In summary, we present evidence that cdc2/CyB interacts with and phosphorylates IP3R, and that this phosphorylation increases Ca2+ release by increasing the binding affinity of IP3 for IP3R. The cdc2-mediated phosphorylation of IP3R, increased IP3 binding, and IP3R-mediated intracellular Ca2+ release are logical steps to explain the relationship between increased cdc2 activity and increased sensitivity to activation-induced apoptosis in many human disorders, including HIV. Because the cdc2/CyB complex is also necessary for the cell cycle, we suggest that other players, such as phosphatases and cy/cdk inhibitors, play an important role in regulating IP3R phosphorylation and the intracellular Ca2+ transients during the G2/M transition.
We thank Peter Rappa and Lillian Medina for administrative help, and Dr. Greg Mignery for the IP3R1-specific Ab.

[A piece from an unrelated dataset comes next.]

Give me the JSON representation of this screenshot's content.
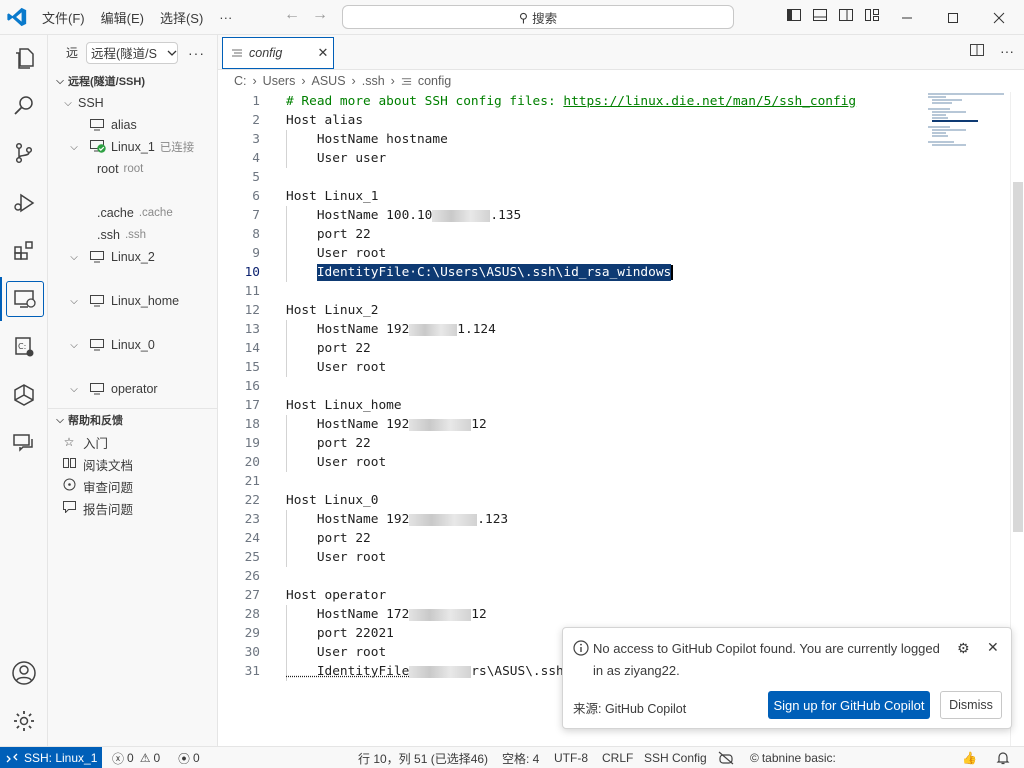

In conjunction with Columbia University, T. Jayaraman is the inventor on a patent application for “Inositol 1,4,5-trisphosphate receptor (type 1) phosphorylation and modulation by cdc2”. Upstate Biotechnologies, New York, has signed an agreement for marketing Abs described in the manuscript.
The costs of publication of this article were defrayed in part by the payment of page charges. This article must therefore be hereby marked advertisement in accordance with 18 U.S.C. Section 1734 solely to indicate this fact.
This work was supported by the New Investigator Development Award and Grant-In-Aid from the American Heart Association, Vascular Biology Fund, and a pilot award from the American Cancer Society.
Abbreviations used in this paper: IP3, inositol 1,4,5-trisphosphate; cdk, cyclin-dependent kinase; CyB, cyclin B.